Friday 20 September 2019

Sophie Toscan du Plantier was killed with 'extreme violence' - Paris murder trial hears

Sophie Toscan du Plantier. Photo: Family Handout/PA Wire
Sophie Toscan du Plantier. Photo: Family Handout/PA Wire
Journalist Ian Bailey is on trial in Paris ‘in absentia’ accused of the murder of filmmaker Sophie Toscan du Plantier. Photo: Niall Carson/PA Wire

Sarah Collins

Sophie Toscan du Plantier suffered multiple fractures, lacerations and was killed with “extreme violence”, a Paris court heard today.

The accused, 62-year-old journalist and poet Ian Bailey, is being tried in absentia after Ireland refused successive extradition requests from the French authorities. He has repeatedly denied the charges.

Expert medical witness Marc Taccoen said the 39-year-old mother-of-one suffered fractures to her skull, defensive fractures to her hands and multiple lacerations to her brain and body, after she was hit repeatedly with a “heavy object”. He said that “considerable force” was used to wield the object, which could be either a breeze block or a large flat stone, both of which were found near her body.

Mr Taccoen was part of the French team that re-examined evidence from the 1996 murder following Ms du Plantier’s exhumation in 2008.

Investigators believe she died while trying to flee an attacker who called to her remote holiday home in west Cork on the night of 22-23 December 1996.

She lay undiscovered for several hours, Mr Taccoen said, and her body remained at the scene of the crime for at least 24 hours after discovery - covered with plastic sheeting - until the state pathologist could attend.

The second day of the French trial into the death of Sophie Toscan du Plantier did not add any new DNA evidence to the findings of the then-state pathologist John Harbison.

After a decade-long search, investigators are still unable to determine her specific time of death and have failed to find any physical evidence linking Ian Bailey to the  crime scene.

The 1997 evidence of two Gardaí, Bart O’Leary and Kevin Kelleher, was read out the court on Tuesday.
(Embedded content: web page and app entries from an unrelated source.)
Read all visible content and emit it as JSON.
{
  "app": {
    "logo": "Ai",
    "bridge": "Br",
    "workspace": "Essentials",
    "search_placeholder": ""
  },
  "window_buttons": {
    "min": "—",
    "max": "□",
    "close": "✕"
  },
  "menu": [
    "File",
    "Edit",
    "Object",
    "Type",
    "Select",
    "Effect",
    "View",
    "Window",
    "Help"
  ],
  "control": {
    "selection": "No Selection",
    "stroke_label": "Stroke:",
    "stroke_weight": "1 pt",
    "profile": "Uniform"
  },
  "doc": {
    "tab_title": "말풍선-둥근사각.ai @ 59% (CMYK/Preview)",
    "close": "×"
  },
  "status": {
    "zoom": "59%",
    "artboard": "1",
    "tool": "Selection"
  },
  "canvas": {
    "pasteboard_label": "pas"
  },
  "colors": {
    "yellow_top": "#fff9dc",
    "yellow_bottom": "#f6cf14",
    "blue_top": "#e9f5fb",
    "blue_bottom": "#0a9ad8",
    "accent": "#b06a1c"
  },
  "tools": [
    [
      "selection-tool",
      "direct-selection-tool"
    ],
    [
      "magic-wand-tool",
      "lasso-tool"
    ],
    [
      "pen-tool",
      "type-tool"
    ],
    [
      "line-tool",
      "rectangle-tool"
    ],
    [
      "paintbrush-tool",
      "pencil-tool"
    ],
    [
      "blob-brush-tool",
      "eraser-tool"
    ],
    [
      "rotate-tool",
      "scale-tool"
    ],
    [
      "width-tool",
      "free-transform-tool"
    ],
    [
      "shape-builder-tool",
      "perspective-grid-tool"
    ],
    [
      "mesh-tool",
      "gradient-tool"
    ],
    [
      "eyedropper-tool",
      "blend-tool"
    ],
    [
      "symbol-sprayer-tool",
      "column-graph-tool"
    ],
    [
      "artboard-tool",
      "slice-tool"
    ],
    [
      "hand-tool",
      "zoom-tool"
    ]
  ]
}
The men said they remember seeing Mr Bailey looking pale, his hair messy and his hands covered in scratches in the days following the attack.

Mr Bailey says he got the injuries - including a “deep” head wound noted by Mr O’Leary - from cutting down a tree and killing a turkey for Christmas. 

The Gardaí also said there were conflicting stories of the night of the murder given by Mr Bailey and his partner Jules Thomas, who lived just a few kilometres from Ms du Plantier’s home in Schull, Co Cork.

Mr Bailey denies ever having met or known Ms du Plantier, but has said that he remembers seeing her.

Her best friend, Agnès Thomas, later recalled Ms du Plantier telling her about a man who wrote poetry and who had asked to meet her to collaborate on a project together.

“She thought he was strange,” Ms Thomas told the court. “She was wary of him. If she ever met him, it would have been professional,” she said, adding that Ms du Plantier was working on a documentary at the time of her death. However, she did not recall being told the man’s name.

Family and friends told the court how they only found out about the murder via the media. Even her late husband, Daniel Toscan du Plantier, saw the news on television while visiting a friend in the French countryside.

“Daniel and I spent the day together and saw on TV that a French woman had been killed in Ireland. We didn’t believe it was Sophie,” said Jacob Gilbert, a friend of Mr du Plantier’s.

Mr Gilbert described Ms du Plantier as elegant, chaste and a natural beauty, but said she was very deep and reserved, and often needed time alone to recharge.

That’s what brought her to Schull just before Christmas in 1996, where she told friends she was going to read and relax.

She had just come out of a “complicated crisis” in her marriage, her friend Agnès Thomas said, but had planned to rejoin her husband, son and parents on Christmas Eve or Christmas Day.

Ms Thomas described her friend as vibrant, generous and passionate about her work as a film producer. She was also fearless and very protective, a characteristic Ms Thomas believes may have led her to answer the door to her attacker on that December night.

“Sophie took care of other people,” Ms Thomas said. “If someone needed help and knocked on her door during the night, she [was the kind of person who] would open the door.”

The case is still ongoing at the criminal court in Paris. The panel of three judges (a jury trial is not possible under French law, due to Mr Bailey’s absence) is expected to return a verdict on Friday.

Online Editors

Editor's Choice

Also in Irish News